[Dataset rows for apps and sites]

*-*-*

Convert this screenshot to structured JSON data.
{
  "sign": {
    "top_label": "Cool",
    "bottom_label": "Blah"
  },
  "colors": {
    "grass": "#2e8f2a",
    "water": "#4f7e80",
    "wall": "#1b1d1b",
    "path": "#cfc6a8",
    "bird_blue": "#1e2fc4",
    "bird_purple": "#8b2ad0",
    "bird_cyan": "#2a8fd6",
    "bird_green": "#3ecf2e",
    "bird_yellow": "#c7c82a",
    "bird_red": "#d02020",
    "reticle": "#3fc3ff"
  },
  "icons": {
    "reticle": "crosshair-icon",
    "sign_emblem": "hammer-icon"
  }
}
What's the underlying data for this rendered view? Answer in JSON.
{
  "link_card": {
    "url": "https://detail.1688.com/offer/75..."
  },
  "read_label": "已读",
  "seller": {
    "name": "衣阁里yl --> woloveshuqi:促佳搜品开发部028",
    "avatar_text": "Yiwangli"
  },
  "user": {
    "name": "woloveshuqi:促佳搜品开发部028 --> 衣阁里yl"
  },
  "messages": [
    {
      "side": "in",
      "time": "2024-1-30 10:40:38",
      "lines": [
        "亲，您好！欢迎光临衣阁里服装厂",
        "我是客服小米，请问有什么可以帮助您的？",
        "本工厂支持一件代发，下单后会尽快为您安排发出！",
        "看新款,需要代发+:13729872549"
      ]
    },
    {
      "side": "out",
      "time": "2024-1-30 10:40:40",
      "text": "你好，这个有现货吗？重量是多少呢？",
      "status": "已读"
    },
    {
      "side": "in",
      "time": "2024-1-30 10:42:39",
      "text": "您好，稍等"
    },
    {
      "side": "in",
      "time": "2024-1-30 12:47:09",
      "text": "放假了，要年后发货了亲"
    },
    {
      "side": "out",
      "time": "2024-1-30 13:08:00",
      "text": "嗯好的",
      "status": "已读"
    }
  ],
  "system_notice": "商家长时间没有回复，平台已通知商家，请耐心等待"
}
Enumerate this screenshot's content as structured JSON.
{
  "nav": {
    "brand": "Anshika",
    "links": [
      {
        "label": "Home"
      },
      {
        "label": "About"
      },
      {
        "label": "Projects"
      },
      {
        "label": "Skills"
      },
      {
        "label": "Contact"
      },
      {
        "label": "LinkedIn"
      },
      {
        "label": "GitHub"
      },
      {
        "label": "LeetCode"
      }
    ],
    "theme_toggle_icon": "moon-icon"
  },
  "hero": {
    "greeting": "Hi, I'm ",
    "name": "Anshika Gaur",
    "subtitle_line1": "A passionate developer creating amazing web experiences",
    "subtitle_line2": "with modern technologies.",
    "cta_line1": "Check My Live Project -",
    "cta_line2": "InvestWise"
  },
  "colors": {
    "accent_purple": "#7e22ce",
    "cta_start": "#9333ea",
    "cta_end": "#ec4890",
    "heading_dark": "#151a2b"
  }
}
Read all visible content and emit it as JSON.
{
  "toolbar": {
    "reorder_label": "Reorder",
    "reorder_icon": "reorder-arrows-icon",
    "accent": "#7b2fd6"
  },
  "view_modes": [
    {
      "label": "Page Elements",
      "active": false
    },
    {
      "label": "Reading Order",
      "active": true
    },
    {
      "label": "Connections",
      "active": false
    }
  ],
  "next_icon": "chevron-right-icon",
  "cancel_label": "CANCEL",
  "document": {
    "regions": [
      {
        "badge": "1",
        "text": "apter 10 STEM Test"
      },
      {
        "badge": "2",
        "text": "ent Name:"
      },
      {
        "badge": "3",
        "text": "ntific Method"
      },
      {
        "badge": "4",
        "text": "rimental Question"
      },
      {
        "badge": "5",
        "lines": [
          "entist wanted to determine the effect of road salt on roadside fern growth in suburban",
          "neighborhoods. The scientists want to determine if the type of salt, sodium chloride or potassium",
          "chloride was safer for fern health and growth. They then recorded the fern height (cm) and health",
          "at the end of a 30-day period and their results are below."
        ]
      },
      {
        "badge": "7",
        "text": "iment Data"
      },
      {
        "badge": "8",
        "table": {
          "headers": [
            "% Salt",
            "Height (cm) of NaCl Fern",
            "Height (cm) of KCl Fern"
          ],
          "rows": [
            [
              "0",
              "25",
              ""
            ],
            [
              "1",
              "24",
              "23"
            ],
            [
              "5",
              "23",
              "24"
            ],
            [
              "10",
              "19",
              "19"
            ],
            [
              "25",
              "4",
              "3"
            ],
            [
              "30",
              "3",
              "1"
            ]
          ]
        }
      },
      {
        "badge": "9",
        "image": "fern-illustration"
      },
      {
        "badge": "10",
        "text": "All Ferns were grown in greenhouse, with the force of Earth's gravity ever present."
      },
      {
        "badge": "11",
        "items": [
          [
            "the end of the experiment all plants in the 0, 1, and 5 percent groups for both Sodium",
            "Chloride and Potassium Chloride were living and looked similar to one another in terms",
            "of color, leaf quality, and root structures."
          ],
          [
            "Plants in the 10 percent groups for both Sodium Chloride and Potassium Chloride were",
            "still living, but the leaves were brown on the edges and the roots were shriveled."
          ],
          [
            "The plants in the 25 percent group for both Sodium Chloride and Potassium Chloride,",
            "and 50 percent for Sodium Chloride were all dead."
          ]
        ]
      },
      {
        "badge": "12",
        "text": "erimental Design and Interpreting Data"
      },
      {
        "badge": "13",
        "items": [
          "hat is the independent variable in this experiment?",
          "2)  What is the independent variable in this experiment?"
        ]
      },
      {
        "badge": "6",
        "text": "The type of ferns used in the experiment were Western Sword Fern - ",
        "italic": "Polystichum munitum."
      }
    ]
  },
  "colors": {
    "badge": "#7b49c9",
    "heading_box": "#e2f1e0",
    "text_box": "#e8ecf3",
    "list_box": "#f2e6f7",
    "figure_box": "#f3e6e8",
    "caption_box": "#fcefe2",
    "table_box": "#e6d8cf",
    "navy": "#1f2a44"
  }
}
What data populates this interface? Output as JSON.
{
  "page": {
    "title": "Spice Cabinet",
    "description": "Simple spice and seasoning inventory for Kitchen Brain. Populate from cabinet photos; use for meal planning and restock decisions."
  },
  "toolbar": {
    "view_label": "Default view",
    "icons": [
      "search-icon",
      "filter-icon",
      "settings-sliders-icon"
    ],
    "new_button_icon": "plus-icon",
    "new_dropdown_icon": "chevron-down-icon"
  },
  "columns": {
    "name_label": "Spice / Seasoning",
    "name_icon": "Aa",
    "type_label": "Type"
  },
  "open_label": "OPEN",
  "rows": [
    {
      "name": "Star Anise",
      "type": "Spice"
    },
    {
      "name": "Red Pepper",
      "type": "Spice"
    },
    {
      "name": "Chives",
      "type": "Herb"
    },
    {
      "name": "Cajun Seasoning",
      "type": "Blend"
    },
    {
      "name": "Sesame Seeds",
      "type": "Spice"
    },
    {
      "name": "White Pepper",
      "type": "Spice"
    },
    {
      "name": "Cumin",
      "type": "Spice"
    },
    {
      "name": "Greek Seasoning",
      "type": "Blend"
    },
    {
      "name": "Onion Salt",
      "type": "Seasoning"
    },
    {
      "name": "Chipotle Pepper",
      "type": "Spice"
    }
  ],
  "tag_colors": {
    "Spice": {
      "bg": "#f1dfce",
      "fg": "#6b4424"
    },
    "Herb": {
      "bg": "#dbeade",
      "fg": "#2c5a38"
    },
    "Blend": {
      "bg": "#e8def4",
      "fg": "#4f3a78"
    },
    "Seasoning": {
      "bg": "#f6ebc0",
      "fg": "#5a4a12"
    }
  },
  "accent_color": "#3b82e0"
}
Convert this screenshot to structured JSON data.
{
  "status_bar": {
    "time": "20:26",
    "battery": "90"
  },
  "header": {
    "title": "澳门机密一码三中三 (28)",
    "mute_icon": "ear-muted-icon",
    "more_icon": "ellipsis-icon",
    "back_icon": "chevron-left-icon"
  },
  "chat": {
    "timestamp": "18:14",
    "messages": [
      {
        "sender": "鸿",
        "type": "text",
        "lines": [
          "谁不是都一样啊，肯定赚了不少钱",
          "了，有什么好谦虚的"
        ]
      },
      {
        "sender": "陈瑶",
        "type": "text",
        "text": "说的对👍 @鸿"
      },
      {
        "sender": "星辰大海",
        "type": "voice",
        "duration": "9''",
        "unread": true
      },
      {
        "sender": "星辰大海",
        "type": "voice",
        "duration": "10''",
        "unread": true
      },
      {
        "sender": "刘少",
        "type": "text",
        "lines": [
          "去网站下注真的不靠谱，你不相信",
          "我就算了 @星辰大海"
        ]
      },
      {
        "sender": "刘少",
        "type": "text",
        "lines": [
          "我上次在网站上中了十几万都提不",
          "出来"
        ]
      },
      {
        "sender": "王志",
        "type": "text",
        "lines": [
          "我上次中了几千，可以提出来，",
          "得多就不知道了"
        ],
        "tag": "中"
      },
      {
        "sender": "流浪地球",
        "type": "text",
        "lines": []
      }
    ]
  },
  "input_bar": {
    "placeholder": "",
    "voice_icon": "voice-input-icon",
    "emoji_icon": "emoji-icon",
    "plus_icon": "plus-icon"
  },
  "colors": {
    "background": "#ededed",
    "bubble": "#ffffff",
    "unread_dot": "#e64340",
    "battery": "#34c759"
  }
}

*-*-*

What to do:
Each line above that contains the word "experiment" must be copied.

Finished exercise:
            "the end of the experiment all plants in the 0, 1, and 5 percent groups for both Sodium",
          "hat is the independent variable in this experiment?",
          "2)  What is the independent variable in this experiment?"
        "text": "The type of ferns used in the experiment were Western Sword Fern - ",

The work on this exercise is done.